Anyone who’s had the pleasure of cooking with free-range, organic eggs has probably noticed the difference in colour between eggs from healthy, free-range chickens and caged chickens from mass farming projects.
Many people have written about the darker orange colour and thicker consistency that farm-fresh, free-range egg yolks have, especially in comparison to eggs from caged chickens, which are typically thinner and a pale yellow colour.
But how does the difference in colour and texture between these different types of eggs come about? Does it represent a significant difference in nutritional value? The answer, according to nutritionists, may in fact be yes.
It’s All In The Chickens’ Diet
The darker colour in free-range egg yolks comes from carotenoids called xanthophylls(1), which are found in dark leafy greens such as kale, collards, broccoli, and spinach.
Sign up to get our free newsletter in your inbox daily.
These are present in the diets of many chickens raised on small, sustainable farm operations – chickens on these farms are more likely to be omnivorous rather than vegetarian; pastured chickens diets typically include bugs, grubs, and meal worms – some particularly aggressive chickens have been known to go after small rodents as well!
Caged chickens are typically fed a vegetarian diet made up of grains, with corn incorporated to give the yolks a brighter yellow hue.
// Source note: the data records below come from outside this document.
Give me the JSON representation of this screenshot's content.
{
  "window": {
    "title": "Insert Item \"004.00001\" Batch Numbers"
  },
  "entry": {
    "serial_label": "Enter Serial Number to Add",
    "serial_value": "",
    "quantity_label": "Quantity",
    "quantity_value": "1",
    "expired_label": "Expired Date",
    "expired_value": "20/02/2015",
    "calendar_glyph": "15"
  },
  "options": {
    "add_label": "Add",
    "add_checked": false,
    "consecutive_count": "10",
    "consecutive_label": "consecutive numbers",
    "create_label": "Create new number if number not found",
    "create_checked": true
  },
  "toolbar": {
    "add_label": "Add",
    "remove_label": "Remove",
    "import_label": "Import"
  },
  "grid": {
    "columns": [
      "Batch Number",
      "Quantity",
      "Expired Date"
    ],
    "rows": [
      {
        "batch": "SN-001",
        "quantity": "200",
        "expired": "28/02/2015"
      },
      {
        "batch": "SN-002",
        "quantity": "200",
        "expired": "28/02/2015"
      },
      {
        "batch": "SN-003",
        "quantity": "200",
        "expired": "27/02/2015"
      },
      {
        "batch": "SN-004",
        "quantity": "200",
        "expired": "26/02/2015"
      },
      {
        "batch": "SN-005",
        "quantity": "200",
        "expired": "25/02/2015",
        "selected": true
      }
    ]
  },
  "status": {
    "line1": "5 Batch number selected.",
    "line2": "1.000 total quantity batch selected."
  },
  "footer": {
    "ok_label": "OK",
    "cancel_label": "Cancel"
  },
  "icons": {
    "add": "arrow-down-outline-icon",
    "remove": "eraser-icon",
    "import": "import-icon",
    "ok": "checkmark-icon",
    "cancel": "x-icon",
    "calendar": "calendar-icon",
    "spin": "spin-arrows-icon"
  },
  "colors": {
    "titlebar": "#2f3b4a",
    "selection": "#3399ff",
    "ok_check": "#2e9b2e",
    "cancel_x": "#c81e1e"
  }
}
But not even corn can come close to providing the same colour that a natural free-range, pastured diet can.
Greater Nutritional Value
When chickens consume a diet rich in proteins as well as grains (like flaxseed), the nutrients they consume are concentrated into the yolks of their eggs, giving them a darker orange colour – and a greater nutritional value as well.
According to a Pennsylvania State University study(2), pastured eggs have greater levels of vitamins D, A and E, as well as more omega-3 fatty acids and beta-carotene – all of which means that pastured, free-range eggs are better for you than eggs produced by caged chickens.
In addition to being better for you, pastured, free-range eggs from smaller farms are better for the earth than eggs from caged chickens in larger, mass-farming operations(3). Pasture-based farm operations help the environment by fertilizing the soil and reducing the amount of grain produced as feed. They also use less fossil fuels to transport feed and animal waste, by taking advantage of the animals’ natural ability to spread their own manure and feed themselves.
A simple online search for sustainable farms in your area is all you need to find pasture-raised chicken products!